Hidden under the high ridges of the north side of the Little San Bernardino Mountains, Forty-Nine Palms Oasis provides both an essential water source for wildlife in the range and serves as an exciting destination for the desert hiker. Located just outside the small town of Twenty-Nine Palms, this serene, verdant oasis grows in stark contrast to the Spartan and hearty arid vegetation of the lower Mojave. Desert familiars such as Brittlebush, Almond, Acacia, and Barrel Cacti give way in the low trenches of the canyon to willows and California's only native palm tree, the California Fan Palm, found only in a middling collection of desert ravines in Southern California. In springtime after a rainy winter, annuals appear in brilliant fashion across the trail serving as a vivid backdrop for various reptilian natives. As enter the the canyon and climb over the wide ridge in a landscape marred by time, heat, and little water, it is remarkable indeed how profoundly ordered the diversity of this desert ecosystem truly is.
Elevation Gain: 550'
Location: Joshua Tree National Park

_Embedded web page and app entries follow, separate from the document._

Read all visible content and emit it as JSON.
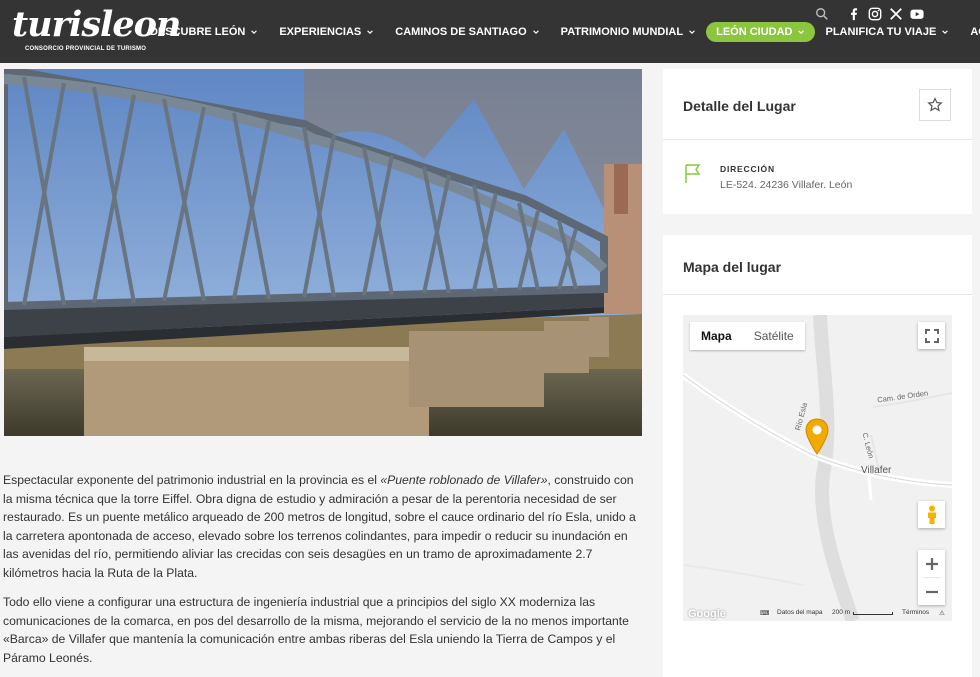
{
  "brand": {
    "name": "turisleon",
    "tagline": "CONSORCIO PROVINCIAL DE TURISMO"
  },
  "nav": {
    "items": [
      {
        "label": "DESCUBRE LEÓN",
        "has_dropdown": true
      },
      {
        "label": "EXPERIENCIAS",
        "has_dropdown": true
      },
      {
        "label": "CAMINOS DE SANTIAGO",
        "has_dropdown": true
      },
      {
        "label": "PATRIMONIO MUNDIAL",
        "has_dropdown": true
      },
      {
        "label": "LEÓN CIUDAD",
        "has_dropdown": true,
        "active": true
      },
      {
        "label": "PLANIFICA TU VIAJE",
        "has_dropdown": true
      },
      {
        "label": "AGENDA",
        "has_dropdown": false
      }
    ],
    "active_color": "#8cc63f"
  },
  "header_icons": [
    "search-icon",
    "facebook-icon",
    "instagram-icon",
    "x-icon",
    "youtube-icon"
  ],
  "article": {
    "p1_before": "Espectacular exponente del patrimonio industrial en la provincia es el ",
    "p1_em": "«Puente roblonado de Villafer»",
    "p1_after": ", construido con la misma técnica que la torre Eiffel. Obra digna de estudio y admiración a pesar de la perentoria necesidad de ser restaurado. Es un puente metálico arqueado de 200 metros de longitud, sobre el cauce ordinario del río Esla, unido a la carretera apontonada de acceso, elevado sobre los terrenos colindantes, para impedir o reducir su inundación en las avenidas del río, permitiendo aliviar las crecidas con seis desagües en un tramo de aproximadamente 2.7 kilómetros hacia la Ruta de la Plata.",
    "p2": "Todo ello viene a configurar una estructura de ingeniería industrial que a principios del siglo XX moderniza las comunicaciones de la comarca, en pos del desarrollo de la misma, mejorando el servicio de la no menos importante «Barca» de Villafer que mantenía la comunicación entre ambas riberas del Esla uniendo la Tierra de Campos y el Páramo Leonés."
  },
  "sidebar": {
    "detail": {
      "title": "Detalle del Lugar",
      "address_label": "DIRECCIÓN",
      "address_value": "LE-524. 24236 Villafer. León"
    },
    "map_card": {
      "title": "Mapa del lugar",
      "map_type_options": [
        "Mapa",
        "Satélite"
      ],
      "map_type_selected": "Mapa",
      "labels": {
        "road_1": "Cam. de Orden",
        "river": "Río Esla",
        "road_2": "C. León",
        "town": "Villafer"
      },
      "footer": {
        "google": "Google",
        "keyboard": "⌨",
        "data": "Datos del mapa",
        "scale": "200 m",
        "terms": "Términos"
      },
      "pin_color": "#f2a900"
    }
  }
}
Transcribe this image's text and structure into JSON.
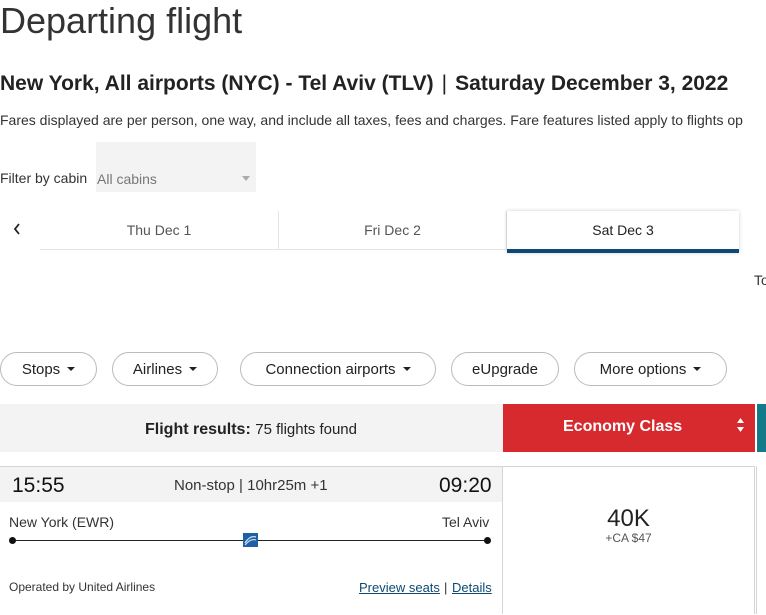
{
  "page": {
    "title": "Departing flight",
    "route": "New York, All airports (NYC) - Tel Aviv (TLV)",
    "separator": "|",
    "date": "Saturday December 3, 2022",
    "fare_note": "Fares displayed are per person, one way, and include all taxes, fees and charges. Fare features listed apply to flights op"
  },
  "filter": {
    "label": "Filter by cabin",
    "value": "All cabins"
  },
  "date_tabs": {
    "prev_icon": "chevron-left-icon",
    "tabs": [
      {
        "label": "Thu Dec 1"
      },
      {
        "label": "Fri Dec 2"
      },
      {
        "label": "Sat Dec 3",
        "active": true
      }
    ],
    "partial_label": "To"
  },
  "filters_row": {
    "stops": "Stops",
    "airlines": "Airlines",
    "connection_airports": "Connection airports",
    "eupgrade": "eUpgrade",
    "more_options": "More options"
  },
  "results": {
    "label": "Flight results:",
    "count": "75 flights found",
    "cabin_header": "Economy Class",
    "colors": {
      "cabin_header": "#d72a2f",
      "accent": "#0c4a73",
      "teal": "#117b8a"
    }
  },
  "flight": {
    "departure_time": "15:55",
    "stops_info": "Non-stop | 10hr25m +1",
    "arrival_time": "09:20",
    "origin": "New York (EWR)",
    "destination": "Tel Aviv",
    "operated_by": "Operated by United Airlines",
    "preview_seats": "Preview seats",
    "link_separator": "|",
    "details": "Details",
    "fare_miles": "40K",
    "fare_cash": "+CA $47"
  }
}
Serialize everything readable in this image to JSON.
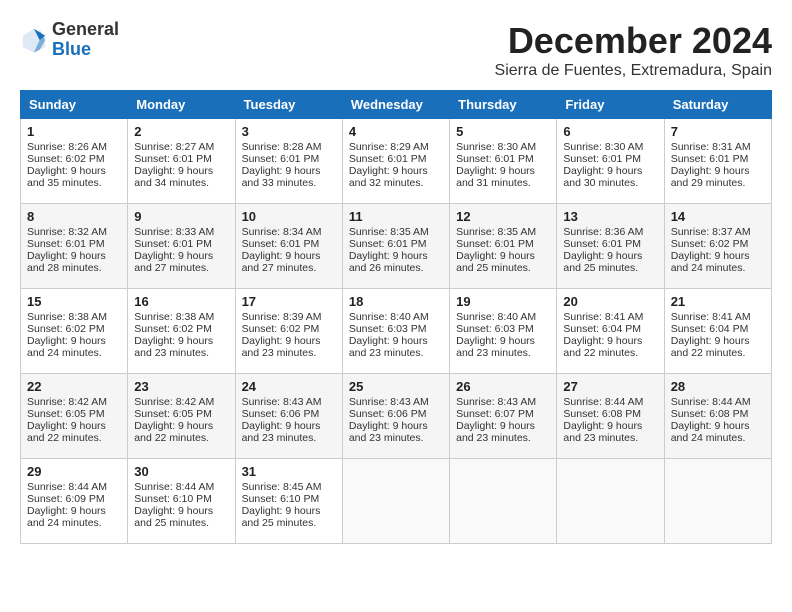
{
  "header": {
    "logo_general": "General",
    "logo_blue": "Blue",
    "month_title": "December 2024",
    "location": "Sierra de Fuentes, Extremadura, Spain"
  },
  "weekdays": [
    "Sunday",
    "Monday",
    "Tuesday",
    "Wednesday",
    "Thursday",
    "Friday",
    "Saturday"
  ],
  "weeks": [
    [
      {
        "day": "1",
        "rise": "Sunrise: 8:26 AM",
        "set": "Sunset: 6:02 PM",
        "daylight": "Daylight: 9 hours and 35 minutes."
      },
      {
        "day": "2",
        "rise": "Sunrise: 8:27 AM",
        "set": "Sunset: 6:01 PM",
        "daylight": "Daylight: 9 hours and 34 minutes."
      },
      {
        "day": "3",
        "rise": "Sunrise: 8:28 AM",
        "set": "Sunset: 6:01 PM",
        "daylight": "Daylight: 9 hours and 33 minutes."
      },
      {
        "day": "4",
        "rise": "Sunrise: 8:29 AM",
        "set": "Sunset: 6:01 PM",
        "daylight": "Daylight: 9 hours and 32 minutes."
      },
      {
        "day": "5",
        "rise": "Sunrise: 8:30 AM",
        "set": "Sunset: 6:01 PM",
        "daylight": "Daylight: 9 hours and 31 minutes."
      },
      {
        "day": "6",
        "rise": "Sunrise: 8:30 AM",
        "set": "Sunset: 6:01 PM",
        "daylight": "Daylight: 9 hours and 30 minutes."
      },
      {
        "day": "7",
        "rise": "Sunrise: 8:31 AM",
        "set": "Sunset: 6:01 PM",
        "daylight": "Daylight: 9 hours and 29 minutes."
      }
    ],
    [
      {
        "day": "8",
        "rise": "Sunrise: 8:32 AM",
        "set": "Sunset: 6:01 PM",
        "daylight": "Daylight: 9 hours and 28 minutes."
      },
      {
        "day": "9",
        "rise": "Sunrise: 8:33 AM",
        "set": "Sunset: 6:01 PM",
        "daylight": "Daylight: 9 hours and 27 minutes."
      },
      {
        "day": "10",
        "rise": "Sunrise: 8:34 AM",
        "set": "Sunset: 6:01 PM",
        "daylight": "Daylight: 9 hours and 27 minutes."
      },
      {
        "day": "11",
        "rise": "Sunrise: 8:35 AM",
        "set": "Sunset: 6:01 PM",
        "daylight": "Daylight: 9 hours and 26 minutes."
      },
      {
        "day": "12",
        "rise": "Sunrise: 8:35 AM",
        "set": "Sunset: 6:01 PM",
        "daylight": "Daylight: 9 hours and 25 minutes."
      },
      {
        "day": "13",
        "rise": "Sunrise: 8:36 AM",
        "set": "Sunset: 6:01 PM",
        "daylight": "Daylight: 9 hours and 25 minutes."
      },
      {
        "day": "14",
        "rise": "Sunrise: 8:37 AM",
        "set": "Sunset: 6:02 PM",
        "daylight": "Daylight: 9 hours and 24 minutes."
      }
    ],
    [
      {
        "day": "15",
        "rise": "Sunrise: 8:38 AM",
        "set": "Sunset: 6:02 PM",
        "daylight": "Daylight: 9 hours and 24 minutes."
      },
      {
        "day": "16",
        "rise": "Sunrise: 8:38 AM",
        "set": "Sunset: 6:02 PM",
        "daylight": "Daylight: 9 hours and 23 minutes."
      },
      {
        "day": "17",
        "rise": "Sunrise: 8:39 AM",
        "set": "Sunset: 6:02 PM",
        "daylight": "Daylight: 9 hours and 23 minutes."
      },
      {
        "day": "18",
        "rise": "Sunrise: 8:40 AM",
        "set": "Sunset: 6:03 PM",
        "daylight": "Daylight: 9 hours and 23 minutes."
      },
      {
        "day": "19",
        "rise": "Sunrise: 8:40 AM",
        "set": "Sunset: 6:03 PM",
        "daylight": "Daylight: 9 hours and 23 minutes."
      },
      {
        "day": "20",
        "rise": "Sunrise: 8:41 AM",
        "set": "Sunset: 6:04 PM",
        "daylight": "Daylight: 9 hours and 22 minutes."
      },
      {
        "day": "21",
        "rise": "Sunrise: 8:41 AM",
        "set": "Sunset: 6:04 PM",
        "daylight": "Daylight: 9 hours and 22 minutes."
      }
    ],
    [
      {
        "day": "22",
        "rise": "Sunrise: 8:42 AM",
        "set": "Sunset: 6:05 PM",
        "daylight": "Daylight: 9 hours and 22 minutes."
      },
      {
        "day": "23",
        "rise": "Sunrise: 8:42 AM",
        "set": "Sunset: 6:05 PM",
        "daylight": "Daylight: 9 hours and 22 minutes."
      },
      {
        "day": "24",
        "rise": "Sunrise: 8:43 AM",
        "set": "Sunset: 6:06 PM",
        "daylight": "Daylight: 9 hours and 23 minutes."
      },
      {
        "day": "25",
        "rise": "Sunrise: 8:43 AM",
        "set": "Sunset: 6:06 PM",
        "daylight": "Daylight: 9 hours and 23 minutes."
      },
      {
        "day": "26",
        "rise": "Sunrise: 8:43 AM",
        "set": "Sunset: 6:07 PM",
        "daylight": "Daylight: 9 hours and 23 minutes."
      },
      {
        "day": "27",
        "rise": "Sunrise: 8:44 AM",
        "set": "Sunset: 6:08 PM",
        "daylight": "Daylight: 9 hours and 23 minutes."
      },
      {
        "day": "28",
        "rise": "Sunrise: 8:44 AM",
        "set": "Sunset: 6:08 PM",
        "daylight": "Daylight: 9 hours and 24 minutes."
      }
    ],
    [
      {
        "day": "29",
        "rise": "Sunrise: 8:44 AM",
        "set": "Sunset: 6:09 PM",
        "daylight": "Daylight: 9 hours and 24 minutes."
      },
      {
        "day": "30",
        "rise": "Sunrise: 8:44 AM",
        "set": "Sunset: 6:10 PM",
        "daylight": "Daylight: 9 hours and 25 minutes."
      },
      {
        "day": "31",
        "rise": "Sunrise: 8:45 AM",
        "set": "Sunset: 6:10 PM",
        "daylight": "Daylight: 9 hours and 25 minutes."
      },
      null,
      null,
      null,
      null
    ]
  ]
}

The Trail: From the trailhead, enter the trail as it climbs through time-tested jumbles of granite flanked by small, patchy stands of Brittlebush, Beavertail, Mojave Mounds, Hedgehog, and Prickly Pear cacti. Keep a sharp look out for various species of lizards, snakes, and even the endangered Desert Tortise, who enjoys a meal of plentiful springtime blossoms. As the trail crests the wide ridge, the view expands into the canyon bottom below and the heights of Desert Queen Mountain above. Soon, the oasis itself comes into view as the path drops into the ravine below. During the descent, surroundings of Barrel Cacti and other brush in the foreground are vigorously contrasted with the verdant grove of palms in the background; echoing a theme of contrast familiar in all of nature. After arriving at the canyon floor, the path takes a few hundred yards before arriving in the midst of the life-giving waters of the mountains. Over the eras, the ground below, through faults and distinct geological conditionsl have allowed fissures to spring forth water thus giving perspective on the delicate balance of life here in the Mojave. You cannot actually go down to the water, as it is an area of special environmental concern, but the the stately groves of palms are more than a worthy substitute. After enjoying the calms of this desert vale, ascend the ridge, and then descend its backside returning to the trailhead.
Saint Vincent Ferrer, Pray for Us!
Hiked 4/3/2017. San Bernardino County, CA
|Encelia Farinosa: Brittbush|
|Little San Bernardino Mountains|
|California Fan Palm|
|Desert Spiny Lizard|
|Long Nosed Leopard Lizard|
|Western Fence Lizard|